“This year, it (target) is still 10%. Although as of September, we are running at 4% from year on year. Why are we holding on to the 10%? Usually with the Thanksgiving and Christmas rush, the demand accelerates. There is still a chance that we will hit the 10%,” SEIPI President Danilo C. Lachica said on the sidelines of the 17th Philippine Semiconductor and Electronics Convention and Exhibition (PSECE) in Pasay City on Wednesday.
SEIPI had exceeded the 10% growth target last year. Based on SEIPI figures, the country’s total electronics exports ended the year with $45.92 billion, up 12.9% from the $40.67 billion in 2020 on the back of stronger demand for new technologies.
As of September, the cumulative electronics exports amounted to $35.34 billion, up 4.71% year on year, according to SEIPI figures.
Electronics exports remain the country’s top export commodity, accounting for 60.60% of the $58.31 billion worth of overall commodity exports.
For next year, Mr. Lachica said SEIPI may opt for a more “conservative” export growth target due to economic uncertainty and unstable market demand. However, he declined to give a specific target, saying SEIPI is still consulting members on their business outlook.
The global economic outlook has become increasingly gloomy as major economies face a risk of recession next year, amid the ongoing Russia-Ukraine war, soaring inflation and rising interest rates.
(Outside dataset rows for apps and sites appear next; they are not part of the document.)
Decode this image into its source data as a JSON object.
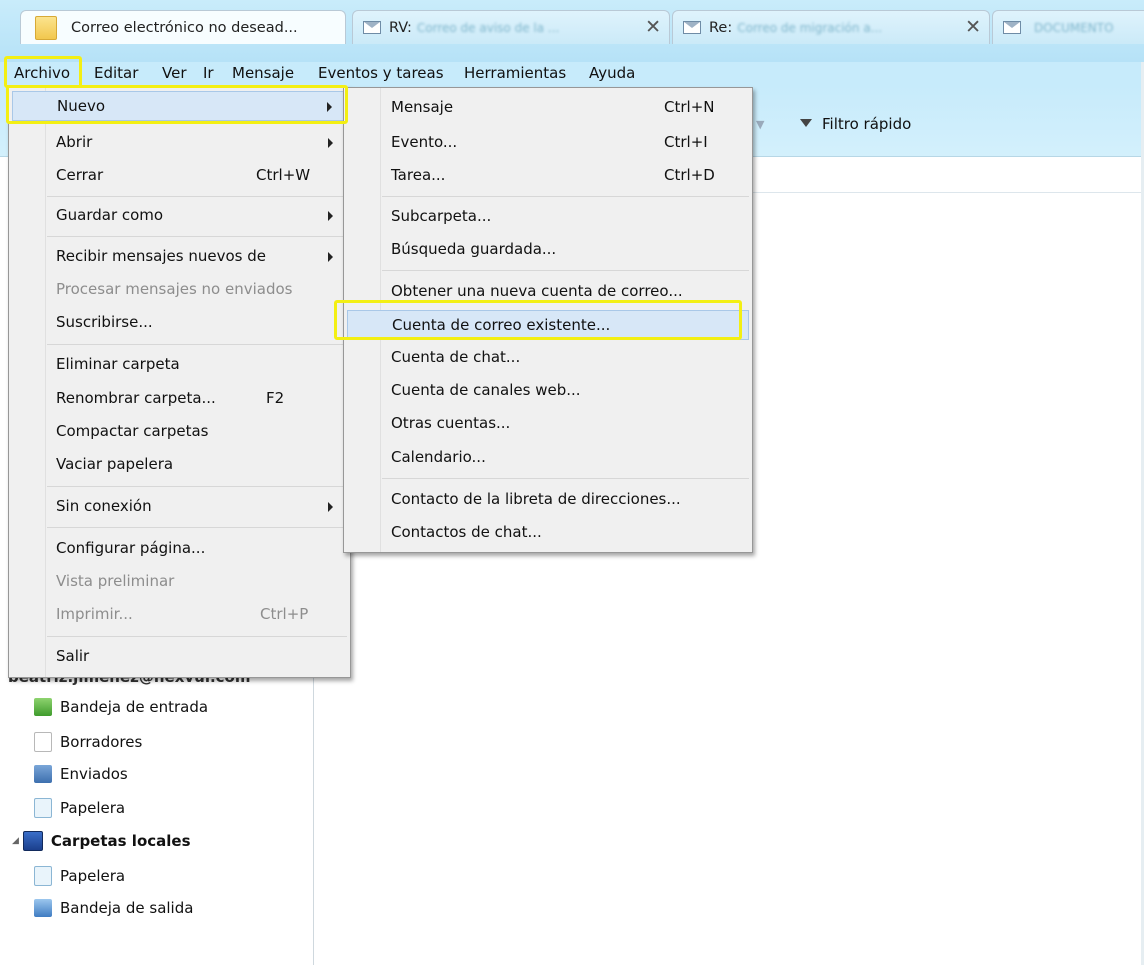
{
  "tabs": [
    {
      "label": "Correo electrónico no desead...",
      "blurred": ""
    },
    {
      "label": "RV:",
      "blurred": "Correo de aviso de la ..."
    },
    {
      "label": "Re:",
      "blurred": "Correo de migración a..."
    },
    {
      "label": "",
      "blurred": "DOCUMENTO"
    }
  ],
  "menubar": [
    "Archivo",
    "Editar",
    "Ver",
    "Ir",
    "Mensaje",
    "Eventos y tareas",
    "Herramientas",
    "Ayuda"
  ],
  "toolbar": {
    "quick_filter": "Filtro rápido"
  },
  "file_menu": [
    {
      "label": "Nuevo",
      "submenu": true
    },
    {
      "label": "Abrir",
      "submenu": true
    },
    {
      "label": "Cerrar",
      "shortcut": "Ctrl+W"
    },
    {
      "label": "Guardar como",
      "submenu": true
    },
    {
      "label": "Recibir mensajes nuevos de",
      "submenu": true
    },
    {
      "label": "Procesar mensajes no enviados",
      "disabled": true
    },
    {
      "label": "Suscribirse..."
    },
    {
      "label": "Eliminar carpeta"
    },
    {
      "label": "Renombrar carpeta...",
      "shortcut": "F2"
    },
    {
      "label": "Compactar carpetas"
    },
    {
      "label": "Vaciar papelera"
    },
    {
      "label": "Sin conexión",
      "submenu": true
    },
    {
      "label": "Configurar página..."
    },
    {
      "label": "Vista preliminar",
      "disabled": true
    },
    {
      "label": "Imprimir...",
      "shortcut": "Ctrl+P",
      "disabled": true
    },
    {
      "label": "Salir"
    }
  ],
  "new_submenu": [
    {
      "label": "Mensaje",
      "shortcut": "Ctrl+N"
    },
    {
      "label": "Evento...",
      "shortcut": "Ctrl+I"
    },
    {
      "label": "Tarea...",
      "shortcut": "Ctrl+D"
    },
    {
      "label": "Subcarpeta..."
    },
    {
      "label": "Búsqueda guardada..."
    },
    {
      "label": "Obtener una nueva cuenta de correo..."
    },
    {
      "label": "Cuenta de correo existente..."
    },
    {
      "label": "Cuenta de chat..."
    },
    {
      "label": "Cuenta de canales web..."
    },
    {
      "label": "Otras cuentas..."
    },
    {
      "label": "Calendario..."
    },
    {
      "label": "Contacto de la libreta de direcciones..."
    },
    {
      "label": "Contactos de chat..."
    }
  ],
  "folders": {
    "account": "beatriz.jimenez@nexvui.com",
    "account_items": [
      "Bandeja de entrada",
      "Borradores",
      "Enviados",
      "Papelera"
    ],
    "local": "Carpetas locales",
    "local_items": [
      "Papelera",
      "Bandeja de salida"
    ]
  },
  "colors": {
    "highlight_box": "#f3ef13",
    "menu_hover": "#d7e7f7",
    "toolbar": "#c7ebfb"
  }
}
“Next year, probably, we are going to be more conservative because the demand has yet to normalize,” Mr. Lachica said in mixed English and Filipino.
“There seems to be a softening. The demand would always be there. It’s (2023) probably going to be more modest than 2022. It’s hard to imagine, except for 2020 when we closed, that the demand for electronic products would decline,” he added.
The electronics sector has seen a slight improvement in terms of supply, but is still feeling the impact of the ongoing Ukraine-Russia war, Mr. Lachica said.
“Russia supplies about 70% of palladium, which is used for power semiconductor devices, while Ukraine delivers 40% to 50% of neon, which is used for lasers. In addition, the surging fuel prices also have a huge effect on us. It (war) disrupted the supply chain and (drove up) the prices,” he said.
Meanwhile, Mr. Lachica said the electronics industry is no longer benefiting from the weaker peso as production costs have also gone up.
“Before the global crisis and Russia-Ukraine war, every peso devaluation results in an increase of one-and-half percent for exports. But. But now, with the high cost of materials, there is no benefit anymore with the devaluation. Everything is expensive such as fuel,” Mr. Lachica said.
On Wednesday, the peso depreciated 14 centavos as it closed at P57.35 against the dollar compared with its P57.21 finish on Tuesday. Year to date, the peso has weakened by P6.35 or 11.1% from its Dec. 31, 2021 close of P51.
Mr. Lachica also reiterated the group’s call to review the rationalization of incentives under Republic Act No. 11534 or the Corporate Recovery and Tax Incentives for Enterprises (CREATE) Act, saying that many companies are discouraged to invest in the Philippines due to high operations costs.
“The reduction of corporate income tax under CREATE is good. But the incentives rationalization is bad. We urge President Ferdinand R. Marcos, Jr. to review the incentives rationalization. We are not getting as many foreign direct investments compared to Vietnam, Thailand, and Malaysia,” Mr. Lachica said.
Previously, Mr. Lachica said that the Philippines has lost over $3 billion worth of potential investments that transferred to other neighboring countries as investors expressed concerns over the rationalization of incentives. — Revin Mikhael D. Ochave